From The Editor | January 8, 2016

How To Handle Faster Membrane Fouling

Peter Chawaga - editor

By Peter Chawaga

Much is swept up in the march towards progress. Modern demands are pushing everything to move faster, more efficiently, and with fewer environmental consequences than ever before while technical breakthroughs facilitate. Water treatment plants have proven to be no exception.

But these demands can have adverse effects on the equipment tasked with processing more water, faster and cleaner than ever before. New membranes are being equipped with the ability to handle higher flux operation, utilizing technology that allows for low transmembrane pressure, high salt rejection, and the wherewithal to take on more water. But the more a membrane is asked to do, the faster it will become fouled. 

“As permeate flux increases, so does membrane fouling by colloidal and particulate solids,” said Lee Durham, technical support director for Avista Technologies. “We have seen increased fouling when permeate fluxes exceed industry-established guidelines.”

Boris Liberman, the VP and CTO for membrane technologies at IDE Technologies, estimates that higher mechanical durability and low transmembrane pressure allows membranes to handle eight times higher flow. This, in turn, leads to eight times more fouling.

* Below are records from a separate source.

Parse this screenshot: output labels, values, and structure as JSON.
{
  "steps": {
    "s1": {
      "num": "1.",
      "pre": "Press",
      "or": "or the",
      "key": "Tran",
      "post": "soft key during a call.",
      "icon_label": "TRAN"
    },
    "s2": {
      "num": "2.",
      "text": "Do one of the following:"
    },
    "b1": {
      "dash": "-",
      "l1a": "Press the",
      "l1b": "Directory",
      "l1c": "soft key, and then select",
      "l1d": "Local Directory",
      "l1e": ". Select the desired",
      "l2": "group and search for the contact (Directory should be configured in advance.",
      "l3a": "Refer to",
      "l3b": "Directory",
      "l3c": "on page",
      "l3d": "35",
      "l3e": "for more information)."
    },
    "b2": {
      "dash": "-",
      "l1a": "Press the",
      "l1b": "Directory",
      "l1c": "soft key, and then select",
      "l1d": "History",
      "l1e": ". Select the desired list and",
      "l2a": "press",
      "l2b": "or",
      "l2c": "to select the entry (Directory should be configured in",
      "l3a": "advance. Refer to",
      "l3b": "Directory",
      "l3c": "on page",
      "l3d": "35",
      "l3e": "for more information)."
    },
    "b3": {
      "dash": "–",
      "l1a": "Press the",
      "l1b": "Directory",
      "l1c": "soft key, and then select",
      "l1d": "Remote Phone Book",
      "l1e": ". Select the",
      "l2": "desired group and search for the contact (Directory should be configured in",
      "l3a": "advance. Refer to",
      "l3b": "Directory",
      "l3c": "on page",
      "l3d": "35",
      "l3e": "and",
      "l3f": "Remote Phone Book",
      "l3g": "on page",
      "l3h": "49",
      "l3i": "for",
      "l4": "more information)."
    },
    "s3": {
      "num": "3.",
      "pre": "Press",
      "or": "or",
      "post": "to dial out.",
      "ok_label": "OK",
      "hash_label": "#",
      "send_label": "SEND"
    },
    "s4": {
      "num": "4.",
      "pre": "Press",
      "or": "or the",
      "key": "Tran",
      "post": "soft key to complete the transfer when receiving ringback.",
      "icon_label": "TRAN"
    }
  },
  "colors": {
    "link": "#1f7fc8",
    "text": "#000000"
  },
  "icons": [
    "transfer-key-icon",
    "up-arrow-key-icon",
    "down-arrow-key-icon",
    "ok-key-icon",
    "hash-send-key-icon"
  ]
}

“This can be solved in two ways,” explained Liberman. “Clean feed water eight times better, which is extremely expensive, or clean membranes eight times more frequently. The practical way is to change the philosophy of membrane cleaning.”

Liberman proposes putting aside chemical methods for membrane cleaning and embracing more ecologically friendly physical methods, like frequent backwash and membrane micro-oscillation. While physical cleaning is commonly associated with taking the membrane offline in costly and time-consuming fashion, Liberman recommends an online, osmotic backwash method which he claims would take about 10 seconds per day.

“High flux operation unavoidably will request fast and frequent cleanings,” he said. “The membrane cleaning technology has to be developed in this corridor of fast, online, and environmentally friendly.”

Durham, for his part, demurs.

“In our experience, proper, in-situ chemical cleaning is always more effective,” he said.

He warned against any method that involves removing elements from the system and disassembling them as unpractical. Methods that involve micro bubbles or air-water “sparging” also present problems in his view.

“The introduction of air has the potential to reduce the cleaning efficacy by drying out the foulant and reducing the cleaning chemicals’ ability to penetrate the foulant and facilitate its removal from the membrane surface,” he said.

Durham recommends that a treatment plant run diagnostics to determine the primary fouling culprit, then cater the membrane cleaning solution accordingly. This can be achieved through a cleaning study, by installing an analyzer into the system slipstream, or by performing a cleaning study in a small pilot system.

Following the identification of the foulant, a membrane company can offer a best fit solution. A treatment plant is likely to find, as it is while shopping for any solution, that the prescribed antidote is informed by the background of the chosen provider. If the company providing counsel is Avista, this will be a chemical solution. If Dr. Liberman is on the case, there is a higher chance that the proposed solution will be one of the physical methods he champions.

Whichever road membrane fouling leads a plant down, the two camps can agree: faster fouling means higher demand for solutions.